Production of cost-effective biofuels from lignocellulosic biomass must overcome lignocellulose recalcitrance. Current processes to release sugars for viable biochemical conversion to biofuels requires energy-intensive pretreatment and large amounts of expensive enzymes. Researchers from the Department of Energy’s BioEnergy Science Center (BESC) have discovered that a new pretreatment called co-solvent-enhanced lignocellulosic fractionation (CELF) reduces enzyme costs dramatically, resulting in high sugar yields from hemicellulose and cellulose. CELF employs tetrahydrofuran (THF), which is miscible with aqueous dilute acid, and gives up to 95% of the theoretical yield of glucose, xylose, and arabinose from corn stover even when coupled with enzymatic hydrolysis at only 2 mg enzyme/g glucan—an unusually low concentration of enzymes. The unusually high saccharification with such low enzyme loadings can be attributed to very high lignin removal, which was evidenced by compositional analysis, fractal kinetic modeling, and scanning electron microscopy imaging. Subsequently, nearly pure lignin product was precipitated giving a clean lignin stream for valorization. THF was efficiently recovered and recycled by evaporation of the volatile solvent.
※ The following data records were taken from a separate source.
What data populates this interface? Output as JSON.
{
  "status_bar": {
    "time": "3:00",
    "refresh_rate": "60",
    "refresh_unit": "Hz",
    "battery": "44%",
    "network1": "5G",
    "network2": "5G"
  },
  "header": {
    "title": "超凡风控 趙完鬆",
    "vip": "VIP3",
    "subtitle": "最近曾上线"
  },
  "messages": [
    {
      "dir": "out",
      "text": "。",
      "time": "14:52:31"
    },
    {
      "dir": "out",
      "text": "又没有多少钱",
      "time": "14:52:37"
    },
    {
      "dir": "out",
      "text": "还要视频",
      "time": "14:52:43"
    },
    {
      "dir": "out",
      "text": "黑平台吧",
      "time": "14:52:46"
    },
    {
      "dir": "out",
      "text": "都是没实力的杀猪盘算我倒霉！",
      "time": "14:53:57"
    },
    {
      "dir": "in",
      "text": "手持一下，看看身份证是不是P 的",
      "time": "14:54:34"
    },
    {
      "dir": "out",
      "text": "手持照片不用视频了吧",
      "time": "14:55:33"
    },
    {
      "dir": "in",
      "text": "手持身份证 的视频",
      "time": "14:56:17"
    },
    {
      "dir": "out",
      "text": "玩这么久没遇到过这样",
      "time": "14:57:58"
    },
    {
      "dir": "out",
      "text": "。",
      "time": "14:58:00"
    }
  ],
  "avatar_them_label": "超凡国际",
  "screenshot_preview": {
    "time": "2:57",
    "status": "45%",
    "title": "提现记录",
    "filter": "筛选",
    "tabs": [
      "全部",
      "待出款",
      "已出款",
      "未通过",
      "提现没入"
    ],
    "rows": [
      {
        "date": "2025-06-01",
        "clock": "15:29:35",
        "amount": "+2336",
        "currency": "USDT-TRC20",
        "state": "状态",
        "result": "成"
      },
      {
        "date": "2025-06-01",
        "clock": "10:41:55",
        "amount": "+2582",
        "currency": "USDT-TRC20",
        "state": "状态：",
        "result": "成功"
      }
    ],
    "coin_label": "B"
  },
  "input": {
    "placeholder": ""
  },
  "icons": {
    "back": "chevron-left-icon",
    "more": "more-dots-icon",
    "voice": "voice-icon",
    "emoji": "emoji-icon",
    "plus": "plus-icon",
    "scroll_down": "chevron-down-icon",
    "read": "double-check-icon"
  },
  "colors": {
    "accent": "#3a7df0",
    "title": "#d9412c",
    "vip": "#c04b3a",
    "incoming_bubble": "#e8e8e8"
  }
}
Simultaneous saccharification of CELF-pretreated solids with low enzyme loadings and fermentation by Saccharomyces cerevisiae produced twice as much ethanol as that from dilute acid-pretreated solids after being optimized for corn stover. Thus, CELF offers efficient lignocellulosic biomass pretreatment and saccharification with reduced costs relative to current processes.
Nguyen, T. Y., C. M. Cai, R. Kumar, and C. E. Wyman. 2015 “Co-Solvent Pretreatment Reduces Costly Enzyme Requirements for High Sugar and Ethanol Yields from Lignocellulosic Biomass,” ChemSusChem, DOI: 10.1002/cssc.201403045.